UCSF Center for Synthetic Immunology: Tools to Reprogram the Immune System to Combat Cancer
The immune system has emerged as an extraordinarily powerful tool for combating cancer. One of the most
potent agents are engineered T cells programmed to recognize and kill tumor cells. Nonetheless, our ability to
engineer T cells and other immune cells and program them to execute new functions remains relatively primitive.
Aside from CAR T cells for treatment of blood cancers, most engineered cell therapies are risky, potentially highly
toxic, unreliable and often ineffective, especially those cell therapies that attempt to target solid cancers.

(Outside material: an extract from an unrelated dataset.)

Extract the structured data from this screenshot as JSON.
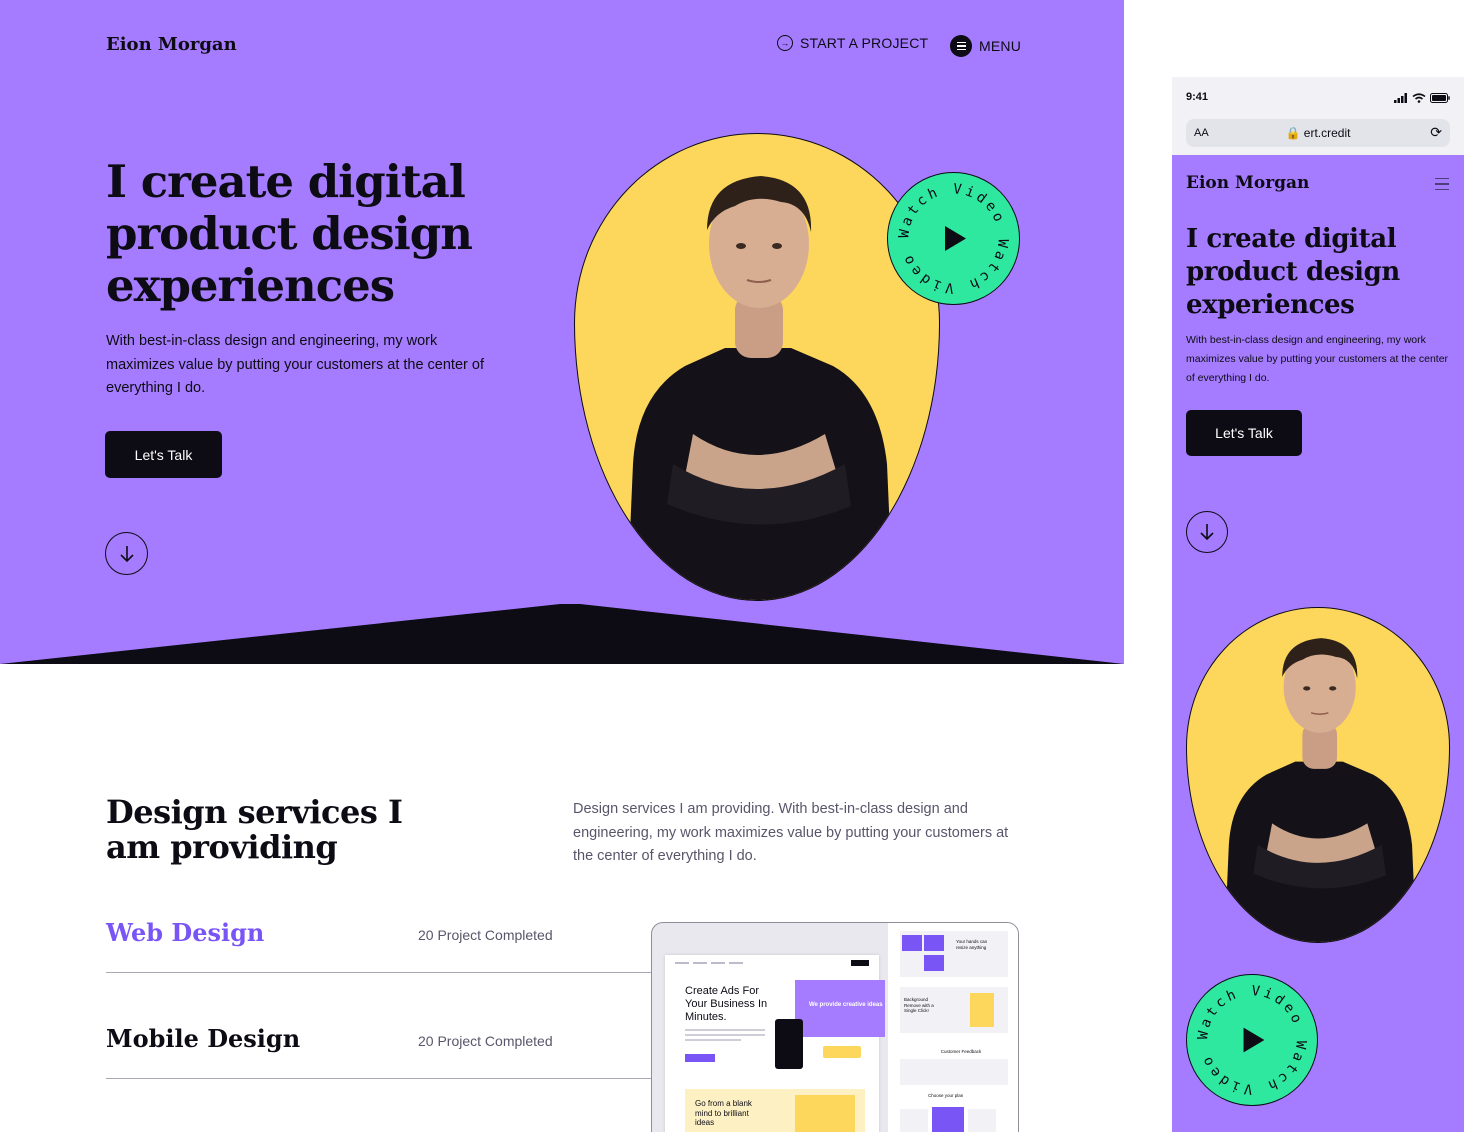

We
hypothesize that to fulfil the promise of engineered immune cell therapies, we must first transform cell
engineering into a systematic and predictable process; one that uses reliable technology platforms and
principles. Our center will focus on developing a set of sophisticated immune engineering platforms that address

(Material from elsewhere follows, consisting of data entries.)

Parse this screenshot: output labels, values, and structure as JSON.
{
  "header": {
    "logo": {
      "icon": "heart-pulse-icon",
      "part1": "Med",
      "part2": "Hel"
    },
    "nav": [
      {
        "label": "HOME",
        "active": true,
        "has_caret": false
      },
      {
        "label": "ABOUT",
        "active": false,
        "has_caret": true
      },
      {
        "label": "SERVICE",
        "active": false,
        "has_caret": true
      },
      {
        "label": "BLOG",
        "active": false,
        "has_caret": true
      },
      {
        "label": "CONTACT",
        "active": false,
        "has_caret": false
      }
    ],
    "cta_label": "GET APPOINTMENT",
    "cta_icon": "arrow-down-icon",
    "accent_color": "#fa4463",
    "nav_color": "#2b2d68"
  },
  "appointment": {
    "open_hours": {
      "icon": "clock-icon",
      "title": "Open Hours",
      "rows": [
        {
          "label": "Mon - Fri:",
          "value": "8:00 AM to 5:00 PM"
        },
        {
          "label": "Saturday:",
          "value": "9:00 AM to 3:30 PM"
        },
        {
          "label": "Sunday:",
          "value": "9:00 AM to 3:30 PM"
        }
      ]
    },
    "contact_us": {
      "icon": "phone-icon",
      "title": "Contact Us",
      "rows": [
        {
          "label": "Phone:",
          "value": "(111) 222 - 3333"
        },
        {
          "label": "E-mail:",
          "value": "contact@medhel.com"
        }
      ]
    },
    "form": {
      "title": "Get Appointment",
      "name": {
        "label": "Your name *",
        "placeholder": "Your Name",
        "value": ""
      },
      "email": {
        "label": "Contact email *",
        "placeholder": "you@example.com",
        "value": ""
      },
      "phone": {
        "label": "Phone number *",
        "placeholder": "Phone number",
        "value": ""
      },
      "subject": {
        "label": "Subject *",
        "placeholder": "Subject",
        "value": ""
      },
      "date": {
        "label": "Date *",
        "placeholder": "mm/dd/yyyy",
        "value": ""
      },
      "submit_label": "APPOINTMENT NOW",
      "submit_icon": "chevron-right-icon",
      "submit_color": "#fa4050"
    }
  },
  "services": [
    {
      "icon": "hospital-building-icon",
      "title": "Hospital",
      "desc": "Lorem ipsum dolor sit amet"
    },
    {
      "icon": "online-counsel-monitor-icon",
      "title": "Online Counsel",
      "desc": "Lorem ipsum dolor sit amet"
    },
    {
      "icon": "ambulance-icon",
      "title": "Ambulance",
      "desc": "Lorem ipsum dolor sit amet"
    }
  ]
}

three major needs in next-generation cell therapies:
1) Smart recognition of cancer – develop antigen-pattern recognition circuits that direct immune cells to
optimally recognize solid tumors and discriminate against normal tissue crossreaction, guided by

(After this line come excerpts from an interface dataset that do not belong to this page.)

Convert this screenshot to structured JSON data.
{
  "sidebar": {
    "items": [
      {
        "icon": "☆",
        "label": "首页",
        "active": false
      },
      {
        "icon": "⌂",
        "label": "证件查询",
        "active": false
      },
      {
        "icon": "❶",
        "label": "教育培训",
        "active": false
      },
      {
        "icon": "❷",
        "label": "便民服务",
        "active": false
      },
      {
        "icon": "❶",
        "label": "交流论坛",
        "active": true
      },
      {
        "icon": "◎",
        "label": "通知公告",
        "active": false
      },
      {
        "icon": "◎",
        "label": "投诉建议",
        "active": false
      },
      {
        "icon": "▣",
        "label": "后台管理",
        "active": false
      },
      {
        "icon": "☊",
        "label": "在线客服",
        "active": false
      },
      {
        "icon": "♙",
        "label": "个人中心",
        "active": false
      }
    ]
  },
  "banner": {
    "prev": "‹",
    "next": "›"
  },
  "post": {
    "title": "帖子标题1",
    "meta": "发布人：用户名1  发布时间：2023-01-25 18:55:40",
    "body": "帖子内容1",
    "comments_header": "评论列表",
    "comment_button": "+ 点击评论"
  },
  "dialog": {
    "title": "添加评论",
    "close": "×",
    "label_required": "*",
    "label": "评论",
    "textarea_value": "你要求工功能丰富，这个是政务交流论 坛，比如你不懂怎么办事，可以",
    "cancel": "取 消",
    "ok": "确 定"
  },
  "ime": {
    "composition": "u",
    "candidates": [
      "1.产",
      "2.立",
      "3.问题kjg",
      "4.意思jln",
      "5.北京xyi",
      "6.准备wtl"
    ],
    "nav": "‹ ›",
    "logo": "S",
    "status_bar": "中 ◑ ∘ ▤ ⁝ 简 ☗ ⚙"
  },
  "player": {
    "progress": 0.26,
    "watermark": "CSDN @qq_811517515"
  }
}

computational bioinformatic analysis of gene expression patterns.
2) Overcoming the tumor microenvironment – develop multiple classes of cellular circuits that can overcome
or locally remodel immune-suppressive tumor microenvironments to promote highly efficient therapeutic
immune cell trafficking, proliferation, persistence, and tumor-killing activity
3) User-control and safety – to increase control over and safety of these powerful engineered cells, we will
develop a suite of ways to communicate with and control the activity of engineered immune cells in vivo,
including nano/microparticles and small molecules.
To achieve these goals, we have assembled the UCSF Center for Synthetic Immunology, a tightly integrated
interdisciplinary team that encompasses synthetic biologists, immunologists, bio-informaticists, control
engineers, and materials scientists. The products of this center will include publicly available toolkits of parts
and circuits for cell engineering, high-throughput platforms for rapid circuit assembly, new programmable
nanomaterials for controlling immune cell behavior, searchable bioinformatic databases for optimization of tumor
recognition, and computational frameworks for circuit design and for modeling/prototyping in vivo circuit function.
These platforms will help to advance immune cell engineering to be far more reliable, predictable, effective and